  2. ^ [1] Massachusetts Department of Public Health – Rabies Control Plan – Chapter 1: General Information – "Definitions as Used in this Document [...] Shedding – The release of rabies virus from the salivary glands into the saliva."
  3. ^ Hall CB, Douglas RG, Geiman JM, Meagher MP (October 1979). "Viral shedding patterns of children with influenza B infection". The Journal of Infectious Diseases. 140 (4): 610–3. doi:10.1093/infdis/140.4.610. PMID 512419.
  4. ^ Payne, Susan (2017). "Virus Interactions With the Cell". Viruses: 23-25. doi:10.1016/B978-0-12-803109-4.00003-9. ISBN 9780128031094. S2CID 90650541. Retrieved 7 April 2020.
  5. ^ Pornillos O, Garrus JE, Sundquist WI (December 2002). "Mechanisms of enveloped RNA virus budding". Trends in Cell Biology. 12 (12): 569–79. doi:10.1016/s0962-8924(02)02402-9. PMID 12495845.
  6. ^ Quemin ER, Chlanda P, Sachse M, Forterre P, Prangishvili D, Krupovic M (September 2016). "Eukaryotic-Like Virus Budding in Archaea". mBio. 7 (5). doi:10.1128/mBio.01439-16. PMC 5021807. PMID 27624130.
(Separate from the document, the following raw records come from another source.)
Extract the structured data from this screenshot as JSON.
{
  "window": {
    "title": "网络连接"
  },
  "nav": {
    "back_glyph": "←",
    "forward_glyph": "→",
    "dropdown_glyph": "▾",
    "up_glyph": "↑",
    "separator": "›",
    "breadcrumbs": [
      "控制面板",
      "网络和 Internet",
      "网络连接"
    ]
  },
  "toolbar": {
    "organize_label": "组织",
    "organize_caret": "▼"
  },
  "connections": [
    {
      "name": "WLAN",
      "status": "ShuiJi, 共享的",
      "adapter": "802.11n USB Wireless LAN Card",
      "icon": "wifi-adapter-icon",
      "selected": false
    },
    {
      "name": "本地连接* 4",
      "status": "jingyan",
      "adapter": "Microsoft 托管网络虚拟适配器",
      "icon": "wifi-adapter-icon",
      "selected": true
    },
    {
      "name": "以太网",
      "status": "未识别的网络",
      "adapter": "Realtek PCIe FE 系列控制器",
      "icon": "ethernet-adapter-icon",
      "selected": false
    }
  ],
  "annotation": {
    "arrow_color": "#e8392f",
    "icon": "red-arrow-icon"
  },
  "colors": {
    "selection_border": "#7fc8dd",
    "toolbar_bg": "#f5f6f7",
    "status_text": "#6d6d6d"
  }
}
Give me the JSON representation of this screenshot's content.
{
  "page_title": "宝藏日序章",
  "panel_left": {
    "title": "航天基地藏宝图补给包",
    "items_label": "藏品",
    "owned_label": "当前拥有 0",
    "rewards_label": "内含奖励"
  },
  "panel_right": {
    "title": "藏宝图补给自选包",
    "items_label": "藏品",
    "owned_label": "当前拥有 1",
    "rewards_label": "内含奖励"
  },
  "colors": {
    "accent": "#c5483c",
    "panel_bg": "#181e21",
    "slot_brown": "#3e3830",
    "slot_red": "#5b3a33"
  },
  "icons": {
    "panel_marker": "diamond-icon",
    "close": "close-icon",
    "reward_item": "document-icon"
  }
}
  7. ^ Stewart SA, Poon B, Song JY, Chen IS (April 2000). "Human immunodeficiency virus type 1 vpr induces apoptosis through caspase activation". Journal of Virology. 74 (7): 3105–11. doi:10.1128/jvi.74.7.3105-3111.2000. PMC 111809. PMID 10708425.
  8. ^ Payne, Susan (2017). "Virus Interactions With the Cell". Viruses: 23-25. doi:10.1016/B978-0-12-803109-4.00003-9. ISBN 9780128031094. S2CID 90650541. Retrieved 7 April 2020.
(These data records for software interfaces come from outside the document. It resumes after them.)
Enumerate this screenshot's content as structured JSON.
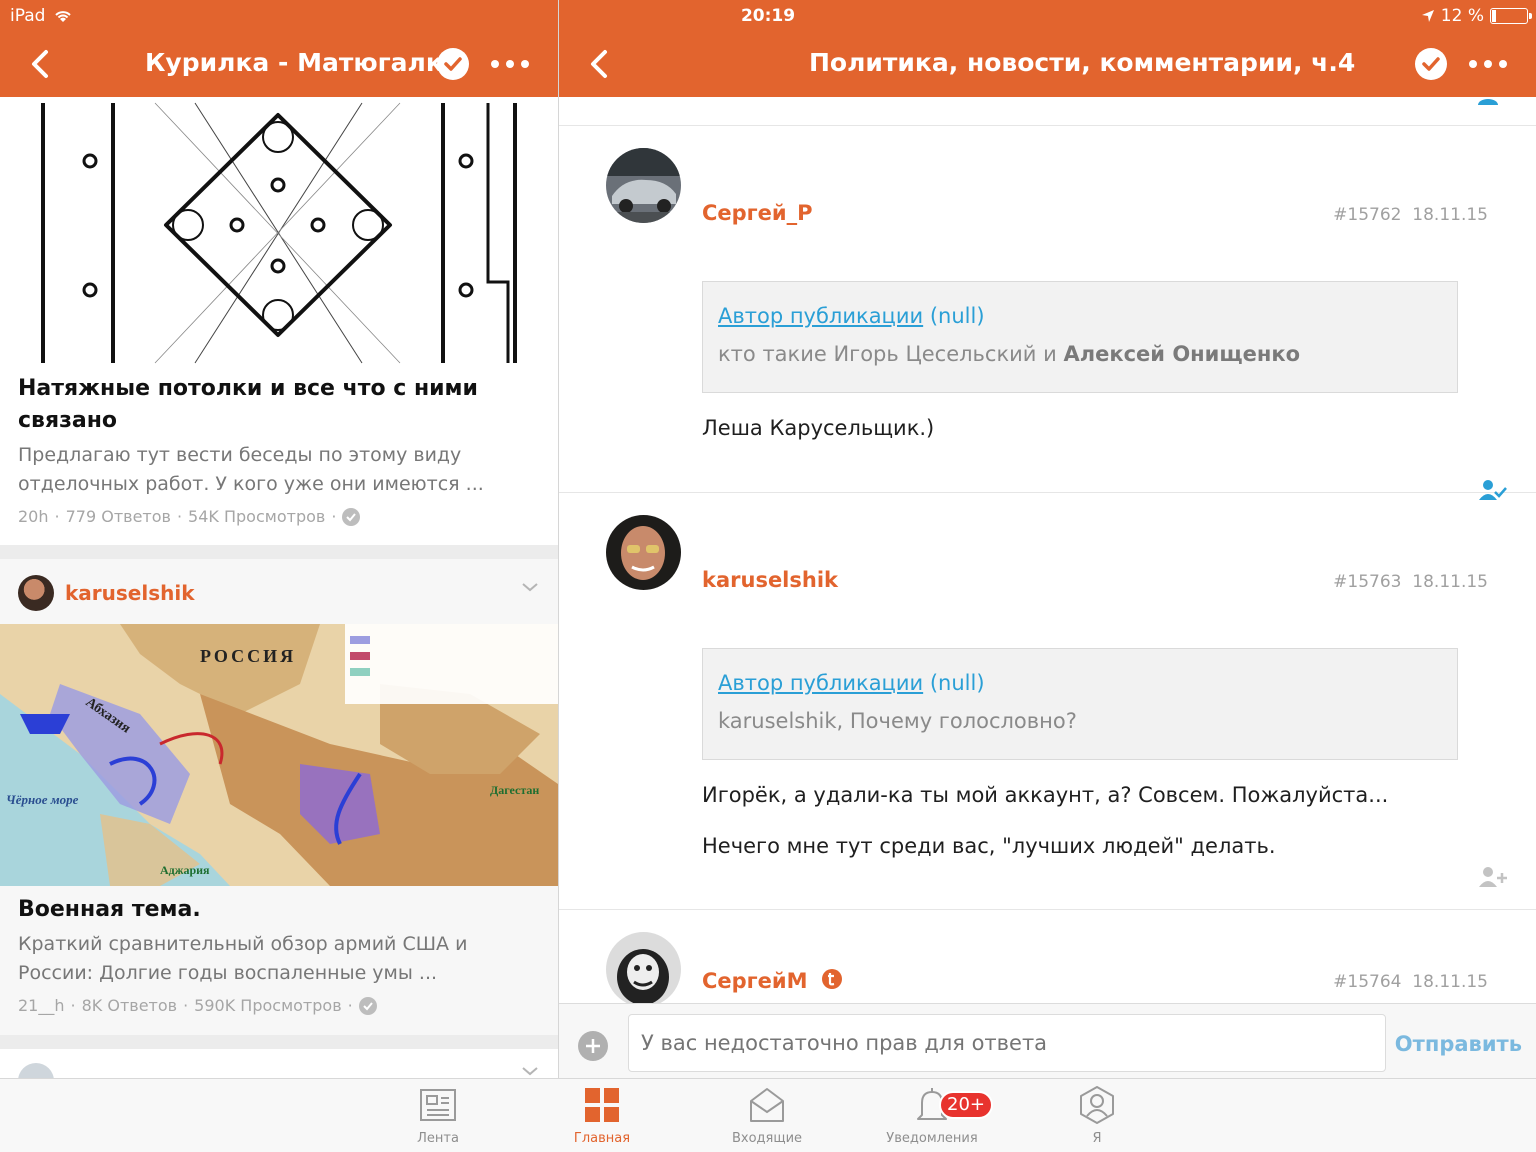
{
  "status_bar": {
    "device": "iPad",
    "time": "20:19",
    "battery": "12 %",
    "battery_level": 0.12
  },
  "left_nav": {
    "title": "Курилка - Матюгалка"
  },
  "right_nav": {
    "title": "Политика, новости, комментарии, ч.4"
  },
  "feed": [
    {
      "title": "Натяжные потолки и все что с ними связано",
      "excerpt": "Предлагаю тут вести беседы по этому виду отделочных работ. У кого уже они имеются ...",
      "meta_time": "20h",
      "meta_answers": "779 Ответов",
      "meta_views": "54K Просмотров"
    },
    {
      "author": "karuselshik",
      "map_labels": [
        "РОССИЯ",
        "Абхазия",
        "Чёрное море",
        "Дагестан",
        "Аджария"
      ],
      "title": "Военная тема.",
      "excerpt": "Краткий сравнительный обзор армий США и России: Долгие годы воспаленные умы ...",
      "meta_time": "21__h",
      "meta_answers": "8K Ответов",
      "meta_views": "590K Просмотров"
    }
  ],
  "thread": [
    {
      "author": "Сергей_Р",
      "post_no": "#15762",
      "date": "18.11.15",
      "quote_link": "Автор публикации",
      "quote_null": "(null)",
      "quote_text_start": "кто такие Игорь Цесельский и",
      "quote_text_bold": "Алексей Онищенко",
      "body": [
        "Леша Карусельщик.)"
      ]
    },
    {
      "author": "karuselshik",
      "post_no": "#15763",
      "date": "18.11.15",
      "quote_link": "Автор публикации",
      "quote_null": "(null)",
      "quote_text_start": "karuselshik, Почему голословно?",
      "quote_text_bold": "",
      "body": [
        "Игорёк, а удали-ка ты мой аккаунт, а? Совсем. Пожалуйста...",
        "Нечего мне тут среди вас, \"лучших людей\" делать."
      ]
    },
    {
      "author": "СергейМ",
      "post_no": "#15764",
      "date": "18.11.15"
    }
  ],
  "reply": {
    "placeholder": "У вас недостаточно прав для ответа",
    "send_label": "Отправить"
  },
  "tabs": [
    {
      "label": "Лента",
      "icon": "feed-icon"
    },
    {
      "label": "Главная",
      "icon": "home-grid-icon",
      "active": true
    },
    {
      "label": "Входящие",
      "icon": "inbox-icon"
    },
    {
      "label": "Уведомления",
      "icon": "bell-icon",
      "badge": "20+"
    },
    {
      "label": "Я",
      "icon": "profile-icon"
    }
  ],
  "colors": {
    "brand": "#e2642e",
    "link": "#2a9fd6",
    "badge": "#e8332e"
  }
}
  9. ^ Olson JK, Grose C (May 1997). "Endocytosis and recycling of varicella-zoster virus Fc receptor glycoprotein gE: internalization mediated by a YXXL motif in the cytoplasmic tail". Journal of Virology. 71 (5): 4042–54. doi:10.1128/JVI.71.5.4042-4054.1997. PMC 191557. PMID 9094682.
  10. ^ Daniel J., DeNoon. "Genital Herpes' Silent Spread". WebMD. Retrieved 29 January 2019.
  11. ^ Esposito, Susanna; Daleno, Cristina; Baldanti, Fausto; Scala, Alessia; Campanini, Giulia; Taroni, Francesca (13 July 2011). "Viral shedding in children infected by pandemic A/H1N1/2009 influenza virus". Virology. 8. PMID 21752272. Retrieved 7 April 2020.